■ Your task ■
Please write out the records exactly.

■ Data to process ■
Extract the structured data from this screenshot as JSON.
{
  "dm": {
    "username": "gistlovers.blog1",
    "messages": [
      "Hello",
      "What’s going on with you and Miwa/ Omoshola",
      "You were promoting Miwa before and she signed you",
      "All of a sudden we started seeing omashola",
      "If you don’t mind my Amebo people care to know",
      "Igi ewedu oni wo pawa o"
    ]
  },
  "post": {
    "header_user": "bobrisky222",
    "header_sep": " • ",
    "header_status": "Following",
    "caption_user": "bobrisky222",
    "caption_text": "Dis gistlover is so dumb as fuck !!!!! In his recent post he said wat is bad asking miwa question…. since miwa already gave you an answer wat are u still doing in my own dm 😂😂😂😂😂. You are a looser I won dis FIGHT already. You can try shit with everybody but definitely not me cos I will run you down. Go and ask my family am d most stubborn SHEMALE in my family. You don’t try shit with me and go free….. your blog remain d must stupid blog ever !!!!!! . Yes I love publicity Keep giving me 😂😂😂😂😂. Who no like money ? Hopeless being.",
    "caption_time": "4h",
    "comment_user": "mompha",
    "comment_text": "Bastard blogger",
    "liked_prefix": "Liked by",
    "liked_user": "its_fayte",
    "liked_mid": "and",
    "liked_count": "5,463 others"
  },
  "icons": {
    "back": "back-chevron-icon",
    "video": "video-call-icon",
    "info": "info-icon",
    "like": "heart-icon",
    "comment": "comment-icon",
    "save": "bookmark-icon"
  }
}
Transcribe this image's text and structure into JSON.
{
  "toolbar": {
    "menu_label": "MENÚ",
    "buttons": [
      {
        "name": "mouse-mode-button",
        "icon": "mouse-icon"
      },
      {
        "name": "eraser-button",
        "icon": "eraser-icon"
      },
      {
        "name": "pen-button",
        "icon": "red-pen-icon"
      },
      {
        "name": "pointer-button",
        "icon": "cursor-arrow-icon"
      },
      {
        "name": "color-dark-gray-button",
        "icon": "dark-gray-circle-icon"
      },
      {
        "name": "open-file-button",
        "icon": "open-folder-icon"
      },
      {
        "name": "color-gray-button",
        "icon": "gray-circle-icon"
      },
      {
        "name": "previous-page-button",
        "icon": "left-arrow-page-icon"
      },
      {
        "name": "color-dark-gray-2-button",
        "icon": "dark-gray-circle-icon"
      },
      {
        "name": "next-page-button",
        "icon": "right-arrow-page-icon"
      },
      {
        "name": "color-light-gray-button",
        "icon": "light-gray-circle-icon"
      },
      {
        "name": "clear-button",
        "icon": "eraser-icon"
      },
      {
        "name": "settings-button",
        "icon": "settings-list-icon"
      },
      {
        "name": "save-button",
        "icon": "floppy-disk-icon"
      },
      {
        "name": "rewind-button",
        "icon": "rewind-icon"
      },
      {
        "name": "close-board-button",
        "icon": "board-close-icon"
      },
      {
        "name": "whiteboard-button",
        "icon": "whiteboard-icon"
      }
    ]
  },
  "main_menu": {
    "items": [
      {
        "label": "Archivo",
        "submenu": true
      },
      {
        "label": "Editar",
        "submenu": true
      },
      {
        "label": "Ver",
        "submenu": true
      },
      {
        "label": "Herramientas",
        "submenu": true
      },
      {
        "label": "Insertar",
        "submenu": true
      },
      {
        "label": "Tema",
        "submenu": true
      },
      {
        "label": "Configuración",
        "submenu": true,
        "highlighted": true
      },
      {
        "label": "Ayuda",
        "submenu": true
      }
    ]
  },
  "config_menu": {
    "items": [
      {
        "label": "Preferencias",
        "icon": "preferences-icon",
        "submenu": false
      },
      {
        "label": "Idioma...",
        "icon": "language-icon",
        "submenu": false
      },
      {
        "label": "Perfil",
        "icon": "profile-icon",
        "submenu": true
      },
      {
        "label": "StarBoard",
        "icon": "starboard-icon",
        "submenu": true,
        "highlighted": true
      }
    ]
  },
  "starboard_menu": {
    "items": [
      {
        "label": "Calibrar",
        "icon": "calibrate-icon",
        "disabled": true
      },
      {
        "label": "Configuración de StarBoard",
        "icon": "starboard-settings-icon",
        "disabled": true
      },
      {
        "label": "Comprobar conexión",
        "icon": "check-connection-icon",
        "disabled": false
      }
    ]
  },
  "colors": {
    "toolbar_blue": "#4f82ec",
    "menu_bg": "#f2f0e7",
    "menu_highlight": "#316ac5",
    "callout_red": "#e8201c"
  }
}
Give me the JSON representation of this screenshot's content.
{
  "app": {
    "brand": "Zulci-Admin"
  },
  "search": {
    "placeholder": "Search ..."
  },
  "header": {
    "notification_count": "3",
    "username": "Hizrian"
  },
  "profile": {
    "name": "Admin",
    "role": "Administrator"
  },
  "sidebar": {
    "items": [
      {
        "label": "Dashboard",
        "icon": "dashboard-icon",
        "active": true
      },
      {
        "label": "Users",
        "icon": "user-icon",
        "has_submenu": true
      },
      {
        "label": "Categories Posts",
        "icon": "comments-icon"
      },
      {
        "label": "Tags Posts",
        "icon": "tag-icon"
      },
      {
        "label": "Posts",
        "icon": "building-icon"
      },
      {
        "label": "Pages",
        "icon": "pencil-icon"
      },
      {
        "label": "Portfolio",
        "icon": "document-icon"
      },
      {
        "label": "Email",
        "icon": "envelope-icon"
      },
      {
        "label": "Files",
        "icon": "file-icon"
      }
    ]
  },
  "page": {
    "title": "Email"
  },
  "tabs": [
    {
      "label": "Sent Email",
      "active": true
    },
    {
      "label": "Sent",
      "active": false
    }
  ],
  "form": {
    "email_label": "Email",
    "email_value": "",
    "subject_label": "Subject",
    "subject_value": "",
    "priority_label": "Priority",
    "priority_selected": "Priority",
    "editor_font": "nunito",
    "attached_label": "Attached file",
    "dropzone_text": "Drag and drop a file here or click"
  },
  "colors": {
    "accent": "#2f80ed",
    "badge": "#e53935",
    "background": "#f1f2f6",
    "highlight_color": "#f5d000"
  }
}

■ Exercise answer ■
Extract the structured data from this screenshot as JSON.
{
  "dm": {
    "username": "gistlovers.blog1",
    "messages": [
      "Hello",
      "What’s going on with you and Miwa/ Omoshola",
      "You were promoting Miwa before and she signed you",
      "All of a sudden we started seeing omashola",
      "If you don’t mind my Amebo people care to know",
      "Igi ewedu oni wo pawa o"
    ]
  },
  "post": {
    "header_user": "bobrisky222",
    "header_sep": " • ",
    "header_status": "Following",
    "caption_user": "bobrisky222",
    "caption_text": "Dis gistlover is so dumb as fuck !!!!! In his recent post he said wat is bad asking miwa question…. since miwa already gave you an answer wat are u still doing in my own dm 😂😂😂😂😂. You are a looser I won dis FIGHT already. You can try shit with everybody but definitely not me cos I will run you down. Go and ask my family am d most stubborn SHEMALE in my family. You don’t try shit with me and go free….. your blog remain d must stupid blog ever !!!!!! . Yes I love publicity Keep giving me 😂😂😂😂😂. Who no like money ? Hopeless being.",
    "caption_time": "4h",
    "comment_user": "mompha",
    "comment_text": "Bastard blogger",
    "liked_prefix": "Liked by",
    "liked_user": "its_fayte",
    "liked_mid": "and",
    "liked_count": "5,463 others"
  },
  "icons": {
    "back": "back-chevron-icon",
    "video": "video-call-icon",
    "info": "info-icon",
    "like": "heart-icon",
    "comment": "comment-icon",
    "save": "bookmark-icon"
  }
}
Transcribe this image's text and structure into JSON.
{
  "toolbar": {
    "menu_label": "MENÚ",
    "buttons": [
      {
        "name": "mouse-mode-button",
        "icon": "mouse-icon"
      },
      {
        "name": "eraser-button",
        "icon": "eraser-icon"
      },
      {
        "name": "pen-button",
        "icon": "red-pen-icon"
      },
      {
        "name": "pointer-button",
        "icon": "cursor-arrow-icon"
      },
      {
        "name": "color-dark-gray-button",
        "icon": "dark-gray-circle-icon"
      },
      {
        "name": "open-file-button",
        "icon": "open-folder-icon"
      },
      {
        "name": "color-gray-button",
        "icon": "gray-circle-icon"
      },
      {
        "name": "previous-page-button",
        "icon": "left-arrow-page-icon"
      },
      {
        "name": "color-dark-gray-2-button",
        "icon": "dark-gray-circle-icon"
      },
      {
        "name": "next-page-button",
        "icon": "right-arrow-page-icon"
      },
      {
        "name": "color-light-gray-button",
        "icon": "light-gray-circle-icon"
      },
      {
        "name": "clear-button",
        "icon": "eraser-icon"
      },
      {
        "name": "settings-button",
        "icon": "settings-list-icon"
      },
      {
        "name": "save-button",
        "icon": "floppy-disk-icon"
      },
      {
        "name": "rewind-button",
        "icon": "rewind-icon"
      },
      {
        "name": "close-board-button",
        "icon": "board-close-icon"
      },
      {
        "name": "whiteboard-button",
        "icon": "whiteboard-icon"
      }
    ]
  },
  "main_menu": {
    "items": [
      {
        "label": "Archivo",
        "submenu": true
      },
      {
        "label": "Editar",
        "submenu": true
      },
      {
        "label": "Ver",
        "submenu": true
      },
      {
        "label": "Herramientas",
        "submenu": true
      },
      {
        "label": "Insertar",
        "submenu": true
      },
      {
        "label": "Tema",
        "submenu": true
      },
      {
        "label": "Configuración",
        "submenu": true,
        "highlighted": true
      },
      {
        "label": "Ayuda",
        "submenu": true
      }
    ]
  },
  "config_menu": {
    "items": [
      {
        "label": "Preferencias",
        "icon": "preferences-icon",
        "submenu": false
      },
      {
        "label": "Idioma...",
        "icon": "language-icon",
        "submenu": false
      },
      {
        "label": "Perfil",
        "icon": "profile-icon",
        "submenu": true
      },
      {
        "label": "StarBoard",
        "icon": "starboard-icon",
        "submenu": true,
        "highlighted": true
      }
    ]
  },
  "starboard_menu": {
    "items": [
      {
        "label": "Calibrar",
        "icon": "calibrate-icon",
        "disabled": true
      },
      {
        "label": "Configuración de StarBoard",
        "icon": "starboard-settings-icon",
        "disabled": true
      },
      {
        "label": "Comprobar conexión",
        "icon": "check-connection-icon",
        "disabled": false
      }
    ]
  },
  "colors": {
    "toolbar_blue": "#4f82ec",
    "menu_bg": "#f2f0e7",
    "menu_highlight": "#316ac5",
    "callout_red": "#e8201c"
  }
}
Give me the JSON representation of this screenshot's content.
{
  "app": {
    "brand": "Zulci-Admin"
  },
  "search": {
    "placeholder": "Search ..."
  },
  "header": {
    "notification_count": "3",
    "username": "Hizrian"
  },
  "profile": {
    "name": "Admin",
    "role": "Administrator"
  },
  "sidebar": {
    "items": [
      {
        "label": "Dashboard",
        "icon": "dashboard-icon",
        "active": true
      },
      {
        "label": "Users",
        "icon": "user-icon",
        "has_submenu": true
      },
      {
        "label": "Categories Posts",
        "icon": "comments-icon"
      },
      {
        "label": "Tags Posts",
        "icon": "tag-icon"
      },
      {
        "label": "Posts",
        "icon": "building-icon"
      },
      {
        "label": "Pages",
        "icon": "pencil-icon"
      },
      {
        "label": "Portfolio",
        "icon": "document-icon"
      },
      {
        "label": "Email",
        "icon": "envelope-icon"
      },
      {
        "label": "Files",
        "icon": "file-icon"
      }
    ]
  },
  "page": {
    "title": "Email"
  },
  "tabs": [
    {
      "label": "Sent Email",
      "active": true
    },
    {
      "label": "Sent",
      "active": false
    }
  ],
  "form": {
    "email_label": "Email",
    "email_value": "",
    "subject_label": "Subject",
    "subject_value": "",
    "priority_label": "Priority",
    "priority_selected": "Priority",
    "editor_font": "nunito",
    "attached_label": "Attached file",
    "dropzone_text": "Drag and drop a file here or click"
  },
  "colors": {
    "accent": "#2f80ed",
    "badge": "#e53935",
    "background": "#f1f2f6",
    "highlight_color": "#f5d000"
  }
}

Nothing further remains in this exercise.